(Entries from a dataset of interfaces)
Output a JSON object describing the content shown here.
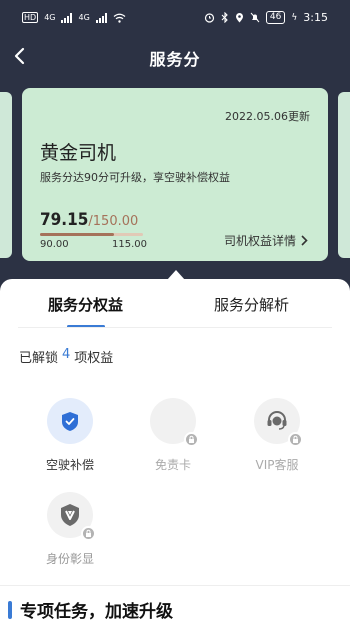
{
  "status_bar": {
    "signal_left": "HD",
    "net_1": "4G",
    "net_2": "4G",
    "battery": "46",
    "time": "3:15"
  },
  "header": {
    "title": "服务分",
    "back_icon": "chevron-left-icon"
  },
  "card": {
    "date": "2022.05.06更新",
    "level": "黄金司机",
    "description": "服务分达90分可升级，享空驶补偿权益",
    "score": "79.15",
    "score_max": "/150.00",
    "progress_fraction": 0.72,
    "range_start": "90.00",
    "range_end": "115.00",
    "detail_link": "司机权益详情",
    "colors": {
      "card_bg": "#ccebd3",
      "accent": "#a5725a"
    }
  },
  "tabs": [
    {
      "label": "服务分权益",
      "active": true
    },
    {
      "label": "服务分解析",
      "active": false
    }
  ],
  "unlocked": {
    "prefix": "已解锁",
    "count": "4",
    "suffix": "项权益"
  },
  "benefits": [
    {
      "label": "空驶补偿",
      "icon": "shield-check-icon",
      "unlocked": true
    },
    {
      "label": "免责卡",
      "icon": "card-icon",
      "unlocked": false
    },
    {
      "label": "VIP客服",
      "icon": "headset-icon",
      "unlocked": false
    },
    {
      "label": "身份彰显",
      "icon": "badge-icon",
      "unlocked": false
    }
  ],
  "section": {
    "title": "专项任务，加速升级"
  }
}
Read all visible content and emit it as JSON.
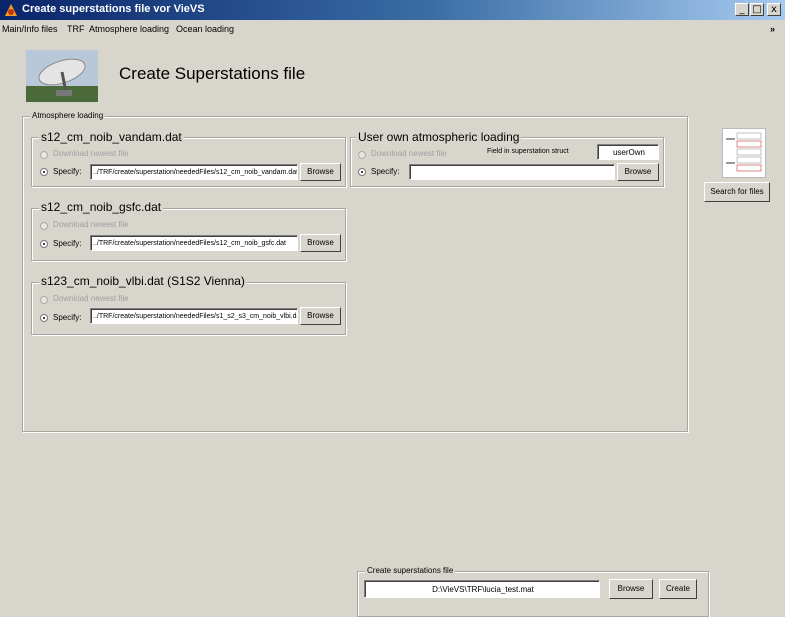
{
  "window": {
    "title": "Create superstations file vor VieVS",
    "min_label": "_",
    "max_label": "□",
    "close_label": "x"
  },
  "menu": {
    "items": [
      "Main/Info files",
      "TRF",
      "Atmosphere loading",
      "Ocean loading"
    ],
    "arrow": "»"
  },
  "header": {
    "title": "Create Superstations file"
  },
  "atmosphere": {
    "section_label": "Atmosphere loading",
    "groups": [
      {
        "title": "s12_cm_noib_vandam.dat",
        "download_label": "Download newest file",
        "specify_label": "Specify:",
        "path": "../TRF/create/superstation/neededFiles/s12_cm_noib_vandam.dat",
        "browse_label": "Browse"
      },
      {
        "title": "s12_cm_noib_gsfc.dat",
        "download_label": "Download newest file",
        "specify_label": "Specify:",
        "path": "../TRF/create/superstation/neededFiles/s12_cm_noib_gsfc.dat",
        "browse_label": "Browse"
      },
      {
        "title": "s123_cm_noib_vlbi.dat (S1S2 Vienna)",
        "download_label": "Download newest file",
        "specify_label": "Specify:",
        "path": "../TRF/create/superstation/neededFiles/s1_s2_s3_cm_noib_vlbi.dat",
        "browse_label": "Browse"
      }
    ],
    "user_own": {
      "title": "User own atmospheric loading",
      "download_label": "Download newest file",
      "field_label": "Field in superstation struct",
      "field_value": "userOwn",
      "specify_label": "Specify:",
      "path": "",
      "browse_label": "Browse"
    }
  },
  "side": {
    "search_label": "Search for files"
  },
  "create": {
    "section_label": "Create superstations file",
    "path": "D:\\VieVS\\TRF\\lucia_test.mat",
    "browse_label": "Browse",
    "create_label": "Create"
  },
  "colors": {
    "face": "#d8d5cd",
    "title_start": "#0a246a",
    "title_end": "#a6caf0"
  },
  "icons": [
    "vievs-logo-icon",
    "minimize-icon",
    "maximize-icon",
    "close-icon",
    "menu-overflow-icon",
    "radio-telescope-icon",
    "file-preview-icon"
  ]
}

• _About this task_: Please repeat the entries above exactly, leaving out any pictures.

• _Exercise solution_:
Output a JSON object describing the content shown here.
{
  "status_bar": {
    "signal_left": "HD",
    "net_1": "4G",
    "net_2": "4G",
    "battery": "46",
    "time": "3:15"
  },
  "header": {
    "title": "服务分",
    "back_icon": "chevron-left-icon"
  },
  "card": {
    "date": "2022.05.06更新",
    "level": "黄金司机",
    "description": "服务分达90分可升级，享空驶补偿权益",
    "score": "79.15",
    "score_max": "/150.00",
    "progress_fraction": 0.72,
    "range_start": "90.00",
    "range_end": "115.00",
    "detail_link": "司机权益详情",
    "colors": {
      "card_bg": "#ccebd3",
      "accent": "#a5725a"
    }
  },
  "tabs": [
    {
      "label": "服务分权益",
      "active": true
    },
    {
      "label": "服务分解析",
      "active": false
    }
  ],
  "unlocked": {
    "prefix": "已解锁",
    "count": "4",
    "suffix": "项权益"
  },
  "benefits": [
    {
      "label": "空驶补偿",
      "icon": "shield-check-icon",
      "unlocked": true
    },
    {
      "label": "免责卡",
      "icon": "card-icon",
      "unlocked": false
    },
    {
      "label": "VIP客服",
      "icon": "headset-icon",
      "unlocked": false
    },
    {
      "label": "身份彰显",
      "icon": "badge-icon",
      "unlocked": false
    }
  ],
  "section": {
    "title": "专项任务，加速升级"
  }
}
Read all visible content and emit it as JSON.
{
  "window": {
    "title": "Create superstations file vor VieVS",
    "min_label": "_",
    "max_label": "□",
    "close_label": "x"
  },
  "menu": {
    "items": [
      "Main/Info files",
      "TRF",
      "Atmosphere loading",
      "Ocean loading"
    ],
    "arrow": "»"
  },
  "header": {
    "title": "Create Superstations file"
  },
  "atmosphere": {
    "section_label": "Atmosphere loading",
    "groups": [
      {
        "title": "s12_cm_noib_vandam.dat",
        "download_label": "Download newest file",
        "specify_label": "Specify:",
        "path": "../TRF/create/superstation/neededFiles/s12_cm_noib_vandam.dat",
        "browse_label": "Browse"
      },
      {
        "title": "s12_cm_noib_gsfc.dat",
        "download_label": "Download newest file",
        "specify_label": "Specify:",
        "path": "../TRF/create/superstation/neededFiles/s12_cm_noib_gsfc.dat",
        "browse_label": "Browse"
      },
      {
        "title": "s123_cm_noib_vlbi.dat (S1S2 Vienna)",
        "download_label": "Download newest file",
        "specify_label": "Specify:",
        "path": "../TRF/create/superstation/neededFiles/s1_s2_s3_cm_noib_vlbi.dat",
        "browse_label": "Browse"
      }
    ],
    "user_own": {
      "title": "User own atmospheric loading",
      "download_label": "Download newest file",
      "field_label": "Field in superstation struct",
      "field_value": "userOwn",
      "specify_label": "Specify:",
      "path": "",
      "browse_label": "Browse"
    }
  },
  "side": {
    "search_label": "Search for files"
  },
  "create": {
    "section_label": "Create superstations file",
    "path": "D:\\VieVS\\TRF\\lucia_test.mat",
    "browse_label": "Browse",
    "create_label": "Create"
  },
  "colors": {
    "face": "#d8d5cd",
    "title_start": "#0a246a",
    "title_end": "#a6caf0"
  },
  "icons": [
    "vievs-logo-icon",
    "minimize-icon",
    "maximize-icon",
    "close-icon",
    "menu-overflow-icon",
    "radio-telescope-icon",
    "file-preview-icon"
  ]
}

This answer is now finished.